===== MATERIAL PROVIDED =====
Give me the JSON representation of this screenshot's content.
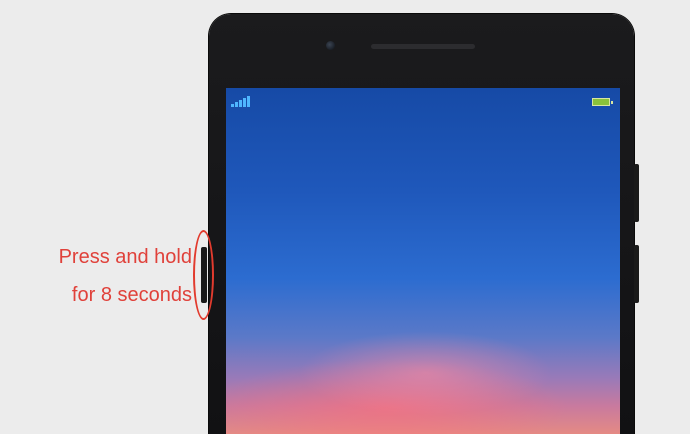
{
  "instruction": {
    "line1": "Press and hold",
    "line2": "for 8 seconds"
  },
  "colors": {
    "accent": "#e0413a",
    "signal": "#4fb6ff",
    "battery": "#8ac23a"
  },
  "icons": {
    "signal": "signal-strength-icon",
    "battery": "battery-icon",
    "camera": "front-camera-icon"
  }
}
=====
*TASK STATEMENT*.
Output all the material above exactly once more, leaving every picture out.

*OUTPUT OF THE TASK*.
Give me the JSON representation of this screenshot's content.
{
  "instruction": {
    "line1": "Press and hold",
    "line2": "for 8 seconds"
  },
  "colors": {
    "accent": "#e0413a",
    "signal": "#4fb6ff",
    "battery": "#8ac23a"
  },
  "icons": {
    "signal": "signal-strength-icon",
    "battery": "battery-icon",
    "camera": "front-camera-icon"
  }
}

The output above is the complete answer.